DATA FOR ANALYSIS -

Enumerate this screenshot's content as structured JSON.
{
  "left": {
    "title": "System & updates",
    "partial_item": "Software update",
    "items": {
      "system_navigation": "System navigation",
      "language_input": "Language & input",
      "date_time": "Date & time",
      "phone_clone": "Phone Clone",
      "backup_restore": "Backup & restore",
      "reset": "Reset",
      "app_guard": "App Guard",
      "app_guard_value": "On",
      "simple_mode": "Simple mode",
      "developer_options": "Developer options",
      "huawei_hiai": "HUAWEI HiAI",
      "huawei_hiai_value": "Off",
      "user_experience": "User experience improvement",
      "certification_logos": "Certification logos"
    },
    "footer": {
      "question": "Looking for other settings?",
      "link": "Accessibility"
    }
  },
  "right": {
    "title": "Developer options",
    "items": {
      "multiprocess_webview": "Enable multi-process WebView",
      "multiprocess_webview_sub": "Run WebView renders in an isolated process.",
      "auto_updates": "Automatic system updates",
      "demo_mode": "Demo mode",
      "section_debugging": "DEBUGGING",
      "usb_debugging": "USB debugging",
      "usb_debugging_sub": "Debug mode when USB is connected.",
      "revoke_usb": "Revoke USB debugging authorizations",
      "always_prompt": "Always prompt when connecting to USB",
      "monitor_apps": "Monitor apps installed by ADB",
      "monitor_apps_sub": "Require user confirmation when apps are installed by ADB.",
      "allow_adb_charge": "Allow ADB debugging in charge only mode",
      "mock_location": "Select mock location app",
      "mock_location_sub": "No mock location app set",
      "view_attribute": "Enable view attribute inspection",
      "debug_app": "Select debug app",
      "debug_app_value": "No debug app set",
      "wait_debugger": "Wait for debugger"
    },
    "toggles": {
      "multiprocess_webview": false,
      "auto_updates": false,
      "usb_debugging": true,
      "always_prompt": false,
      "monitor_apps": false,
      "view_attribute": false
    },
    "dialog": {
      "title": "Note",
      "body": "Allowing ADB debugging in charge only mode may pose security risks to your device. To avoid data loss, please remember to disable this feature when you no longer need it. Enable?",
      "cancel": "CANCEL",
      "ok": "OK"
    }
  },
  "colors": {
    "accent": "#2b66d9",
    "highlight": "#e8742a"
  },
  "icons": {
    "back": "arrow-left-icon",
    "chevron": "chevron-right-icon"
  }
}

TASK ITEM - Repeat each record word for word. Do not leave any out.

SOLUTION FOR THIS TASK -
Enumerate this screenshot's content as structured JSON.
{
  "left": {
    "title": "System & updates",
    "partial_item": "Software update",
    "items": {
      "system_navigation": "System navigation",
      "language_input": "Language & input",
      "date_time": "Date & time",
      "phone_clone": "Phone Clone",
      "backup_restore": "Backup & restore",
      "reset": "Reset",
      "app_guard": "App Guard",
      "app_guard_value": "On",
      "simple_mode": "Simple mode",
      "developer_options": "Developer options",
      "huawei_hiai": "HUAWEI HiAI",
      "huawei_hiai_value": "Off",
      "user_experience": "User experience improvement",
      "certification_logos": "Certification logos"
    },
    "footer": {
      "question": "Looking for other settings?",
      "link": "Accessibility"
    }
  },
  "right": {
    "title": "Developer options",
    "items": {
      "multiprocess_webview": "Enable multi-process WebView",
      "multiprocess_webview_sub": "Run WebView renders in an isolated process.",
      "auto_updates": "Automatic system updates",
      "demo_mode": "Demo mode",
      "section_debugging": "DEBUGGING",
      "usb_debugging": "USB debugging",
      "usb_debugging_sub": "Debug mode when USB is connected.",
      "revoke_usb": "Revoke USB debugging authorizations",
      "always_prompt": "Always prompt when connecting to USB",
      "monitor_apps": "Monitor apps installed by ADB",
      "monitor_apps_sub": "Require user confirmation when apps are installed by ADB.",
      "allow_adb_charge": "Allow ADB debugging in charge only mode",
      "mock_location": "Select mock location app",
      "mock_location_sub": "No mock location app set",
      "view_attribute": "Enable view attribute inspection",
      "debug_app": "Select debug app",
      "debug_app_value": "No debug app set",
      "wait_debugger": "Wait for debugger"
    },
    "toggles": {
      "multiprocess_webview": false,
      "auto_updates": false,
      "usb_debugging": true,
      "always_prompt": false,
      "monitor_apps": false,
      "view_attribute": false
    },
    "dialog": {
      "title": "Note",
      "body": "Allowing ADB debugging in charge only mode may pose security risks to your device. To avoid data loss, please remember to disable this feature when you no longer need it. Enable?",
      "cancel": "CANCEL",
      "ok": "OK"
    }
  },
  "colors": {
    "accent": "#2b66d9",
    "highlight": "#e8742a"
  },
  "icons": {
    "back": "arrow-left-icon",
    "chevron": "chevron-right-icon"
  }
}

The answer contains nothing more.